Modest Mats Sundin didn't want to dwell on his amazing recuperative powers, so fellow Swede Mikael Tellqvist offered his own theory.
"He probably adds a couple of weeks (in projected injury time) to get conversation going around here with the media," Tellqvist said with a wink.
"He's always been tough enough to play through injuries; probably the longest time he was gone was with his (broken orbital bone last October). But a lot of guys bear down through injuries, not just Swedes. That's why they make it to the NHL and some guys don't."
Sundin beat the doctor's timetable again last night, returning to the lineup 19 days after tearing an elbow ligament. A three-to-four week layoff was projected for the 35-year-old Maple Leafs' captain. Is there something magical in the waters of the Baltic Sea perhaps?
"I don't know," Sundin said. "We've always had a history of good medical staffs around here. It's been a good environment to heal in, I guess.
"This team has had a lot of history with serious injuries the past four or five years and we've found a way. That makes it easier for everyone concerned, including the guys who are trying to get back in the lineup."
Centre Matt Stajan says Sundin always pushes himself hard in rehab, behind the team trainer's door.
"You want him back fast as possible and he does everything he can to come back earlier," Stajan said. "He kept up his conditioning, getting bag skated every day, making sure that when he did return, he could step in and play a lot of minutes."

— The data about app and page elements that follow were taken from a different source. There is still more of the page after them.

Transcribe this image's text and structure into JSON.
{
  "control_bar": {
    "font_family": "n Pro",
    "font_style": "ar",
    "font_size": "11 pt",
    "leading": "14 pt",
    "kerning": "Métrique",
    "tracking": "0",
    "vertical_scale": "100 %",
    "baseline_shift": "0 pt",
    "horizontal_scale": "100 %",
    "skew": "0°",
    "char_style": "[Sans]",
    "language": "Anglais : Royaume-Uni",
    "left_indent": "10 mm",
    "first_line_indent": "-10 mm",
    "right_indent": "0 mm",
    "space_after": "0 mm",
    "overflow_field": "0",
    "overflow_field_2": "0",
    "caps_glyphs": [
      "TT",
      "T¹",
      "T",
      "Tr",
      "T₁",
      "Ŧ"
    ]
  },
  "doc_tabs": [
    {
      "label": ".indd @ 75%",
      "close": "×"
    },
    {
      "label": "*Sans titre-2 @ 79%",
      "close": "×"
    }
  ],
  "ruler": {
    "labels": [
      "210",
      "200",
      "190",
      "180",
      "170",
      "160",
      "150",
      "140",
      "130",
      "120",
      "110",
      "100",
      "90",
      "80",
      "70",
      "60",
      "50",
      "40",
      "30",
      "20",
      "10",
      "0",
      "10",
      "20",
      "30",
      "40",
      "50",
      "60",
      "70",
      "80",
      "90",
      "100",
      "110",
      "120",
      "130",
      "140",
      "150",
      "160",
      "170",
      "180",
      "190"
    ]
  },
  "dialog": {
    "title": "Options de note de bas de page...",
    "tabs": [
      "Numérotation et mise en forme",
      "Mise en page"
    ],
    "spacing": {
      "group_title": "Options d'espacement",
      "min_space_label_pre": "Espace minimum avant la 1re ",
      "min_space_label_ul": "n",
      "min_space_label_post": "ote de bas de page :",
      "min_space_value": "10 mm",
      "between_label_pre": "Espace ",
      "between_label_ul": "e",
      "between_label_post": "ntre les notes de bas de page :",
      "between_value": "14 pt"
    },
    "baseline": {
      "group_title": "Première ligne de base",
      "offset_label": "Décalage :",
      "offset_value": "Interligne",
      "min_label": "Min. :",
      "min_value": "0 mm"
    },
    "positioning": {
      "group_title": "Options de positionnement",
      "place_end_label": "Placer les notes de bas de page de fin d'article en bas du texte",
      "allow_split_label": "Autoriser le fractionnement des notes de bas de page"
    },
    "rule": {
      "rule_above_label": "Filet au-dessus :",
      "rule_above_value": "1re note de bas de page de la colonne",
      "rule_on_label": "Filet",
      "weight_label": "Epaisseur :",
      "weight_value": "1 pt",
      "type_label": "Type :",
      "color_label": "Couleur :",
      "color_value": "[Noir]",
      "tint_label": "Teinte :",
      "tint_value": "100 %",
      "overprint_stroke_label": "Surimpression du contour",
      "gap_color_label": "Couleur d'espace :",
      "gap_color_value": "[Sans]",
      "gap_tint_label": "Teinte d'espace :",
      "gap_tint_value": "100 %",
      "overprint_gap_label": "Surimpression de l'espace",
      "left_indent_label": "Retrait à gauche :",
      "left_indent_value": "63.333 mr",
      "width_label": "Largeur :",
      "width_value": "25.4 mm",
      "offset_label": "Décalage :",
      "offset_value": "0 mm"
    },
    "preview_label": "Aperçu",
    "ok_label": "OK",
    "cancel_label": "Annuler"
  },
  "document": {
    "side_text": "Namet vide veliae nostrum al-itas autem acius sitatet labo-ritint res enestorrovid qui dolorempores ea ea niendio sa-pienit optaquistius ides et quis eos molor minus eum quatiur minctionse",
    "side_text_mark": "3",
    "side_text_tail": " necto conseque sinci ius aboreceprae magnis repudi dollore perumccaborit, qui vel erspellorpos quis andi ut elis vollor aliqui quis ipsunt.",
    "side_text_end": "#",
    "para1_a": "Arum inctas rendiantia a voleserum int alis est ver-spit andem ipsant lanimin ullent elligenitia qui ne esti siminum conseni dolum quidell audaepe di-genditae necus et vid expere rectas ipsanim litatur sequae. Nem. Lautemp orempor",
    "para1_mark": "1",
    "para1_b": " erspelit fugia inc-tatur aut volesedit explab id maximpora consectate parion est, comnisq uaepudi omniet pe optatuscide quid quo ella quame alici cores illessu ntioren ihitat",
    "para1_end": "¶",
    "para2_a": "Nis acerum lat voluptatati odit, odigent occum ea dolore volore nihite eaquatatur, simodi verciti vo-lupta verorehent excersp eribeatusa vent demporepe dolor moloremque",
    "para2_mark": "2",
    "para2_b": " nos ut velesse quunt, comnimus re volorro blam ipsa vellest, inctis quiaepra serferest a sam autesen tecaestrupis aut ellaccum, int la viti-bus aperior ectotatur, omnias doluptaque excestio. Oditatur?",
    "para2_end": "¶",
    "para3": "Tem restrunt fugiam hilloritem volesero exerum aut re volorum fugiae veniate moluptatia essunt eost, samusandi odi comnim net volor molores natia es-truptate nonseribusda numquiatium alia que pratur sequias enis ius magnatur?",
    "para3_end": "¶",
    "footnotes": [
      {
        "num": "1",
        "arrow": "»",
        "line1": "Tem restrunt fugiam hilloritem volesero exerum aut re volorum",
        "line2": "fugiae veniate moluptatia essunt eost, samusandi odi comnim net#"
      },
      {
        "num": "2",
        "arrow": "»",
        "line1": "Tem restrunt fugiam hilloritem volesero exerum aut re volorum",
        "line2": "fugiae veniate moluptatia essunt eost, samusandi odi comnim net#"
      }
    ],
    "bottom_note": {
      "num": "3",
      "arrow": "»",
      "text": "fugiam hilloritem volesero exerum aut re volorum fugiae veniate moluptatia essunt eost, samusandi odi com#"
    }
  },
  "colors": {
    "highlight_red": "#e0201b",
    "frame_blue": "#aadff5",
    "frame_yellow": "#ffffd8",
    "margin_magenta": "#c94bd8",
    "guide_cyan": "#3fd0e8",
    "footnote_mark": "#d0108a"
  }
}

Thanks to a break in the NHL schedule, the Leafs played just seven games with Sundin out, compiling a record of 4-2-1.
Despite that good showing, winger Jeff O'Neill was not going to tell Sundin to take his time coming back.
"The New York Yankees are pretty happy when Derek Jeter gets back from an injury and it's the same for the Leafs," O'Neill said.
"When you get one of the top three or four players in the world back in your lineup, it doesn't hurt.
"Some of the young guys stepped up and played great hockey, as did (Sundin's wingers) Nik Antropov and Alexei Ponikarovsky. Stajan played very well, too.
"To have a good team you have to have guys who can step up when people get hurt."